= Beginning of Section =
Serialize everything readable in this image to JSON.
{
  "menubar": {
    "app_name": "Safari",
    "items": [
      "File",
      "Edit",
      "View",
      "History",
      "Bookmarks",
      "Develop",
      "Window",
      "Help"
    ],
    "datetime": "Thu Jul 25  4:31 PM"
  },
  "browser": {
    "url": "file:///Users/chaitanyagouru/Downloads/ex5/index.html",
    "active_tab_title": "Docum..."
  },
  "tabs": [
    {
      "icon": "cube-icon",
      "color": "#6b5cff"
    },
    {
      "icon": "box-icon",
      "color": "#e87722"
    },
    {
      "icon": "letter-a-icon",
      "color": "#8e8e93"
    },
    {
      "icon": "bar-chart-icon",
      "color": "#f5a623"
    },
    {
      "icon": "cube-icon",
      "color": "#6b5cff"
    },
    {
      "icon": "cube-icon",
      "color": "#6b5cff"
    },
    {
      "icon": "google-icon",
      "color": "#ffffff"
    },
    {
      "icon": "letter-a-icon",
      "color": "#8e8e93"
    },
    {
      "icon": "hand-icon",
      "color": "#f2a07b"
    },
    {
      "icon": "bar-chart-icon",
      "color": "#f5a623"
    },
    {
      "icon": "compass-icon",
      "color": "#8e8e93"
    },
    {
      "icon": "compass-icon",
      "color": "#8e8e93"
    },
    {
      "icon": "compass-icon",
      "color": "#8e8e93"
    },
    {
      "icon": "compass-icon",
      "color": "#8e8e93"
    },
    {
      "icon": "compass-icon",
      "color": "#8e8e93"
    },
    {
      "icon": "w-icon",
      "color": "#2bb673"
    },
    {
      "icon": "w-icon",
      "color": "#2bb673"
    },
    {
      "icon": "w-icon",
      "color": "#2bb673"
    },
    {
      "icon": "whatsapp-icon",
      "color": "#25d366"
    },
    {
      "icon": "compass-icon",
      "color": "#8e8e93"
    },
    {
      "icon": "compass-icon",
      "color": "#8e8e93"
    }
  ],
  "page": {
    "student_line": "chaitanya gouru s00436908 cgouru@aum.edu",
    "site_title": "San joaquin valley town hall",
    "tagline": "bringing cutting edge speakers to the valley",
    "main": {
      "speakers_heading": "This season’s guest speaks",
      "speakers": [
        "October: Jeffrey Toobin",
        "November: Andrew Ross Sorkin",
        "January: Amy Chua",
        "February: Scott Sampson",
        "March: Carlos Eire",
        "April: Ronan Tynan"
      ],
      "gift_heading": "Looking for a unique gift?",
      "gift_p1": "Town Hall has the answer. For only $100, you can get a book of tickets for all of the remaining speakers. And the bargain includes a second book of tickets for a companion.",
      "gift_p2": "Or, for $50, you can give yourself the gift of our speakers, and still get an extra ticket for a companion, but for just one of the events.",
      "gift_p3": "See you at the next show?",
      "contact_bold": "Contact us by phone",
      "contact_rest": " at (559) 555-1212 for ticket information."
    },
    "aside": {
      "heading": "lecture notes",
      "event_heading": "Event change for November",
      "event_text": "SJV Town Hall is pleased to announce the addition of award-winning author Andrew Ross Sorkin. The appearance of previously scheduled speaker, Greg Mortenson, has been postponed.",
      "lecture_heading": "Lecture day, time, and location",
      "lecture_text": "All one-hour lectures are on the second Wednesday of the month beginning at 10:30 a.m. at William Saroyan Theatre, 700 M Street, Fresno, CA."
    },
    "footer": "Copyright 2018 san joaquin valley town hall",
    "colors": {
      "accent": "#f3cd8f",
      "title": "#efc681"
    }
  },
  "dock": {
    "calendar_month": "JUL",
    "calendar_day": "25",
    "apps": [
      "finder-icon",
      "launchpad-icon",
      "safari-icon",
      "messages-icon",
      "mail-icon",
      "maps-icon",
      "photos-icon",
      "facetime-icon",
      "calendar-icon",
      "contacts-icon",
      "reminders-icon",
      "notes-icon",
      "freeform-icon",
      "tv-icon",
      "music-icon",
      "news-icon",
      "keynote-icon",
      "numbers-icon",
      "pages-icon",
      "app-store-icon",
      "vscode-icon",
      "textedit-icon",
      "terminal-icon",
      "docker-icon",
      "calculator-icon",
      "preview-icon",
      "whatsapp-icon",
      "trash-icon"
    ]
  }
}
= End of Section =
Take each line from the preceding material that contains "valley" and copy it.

▶ _ANSWER SPACE_:
    "site_title": "San joaquin valley town hall",
    "tagline": "bringing cutting edge speakers to the valley",
    "footer": "Copyright 2018 san joaquin valley town hall",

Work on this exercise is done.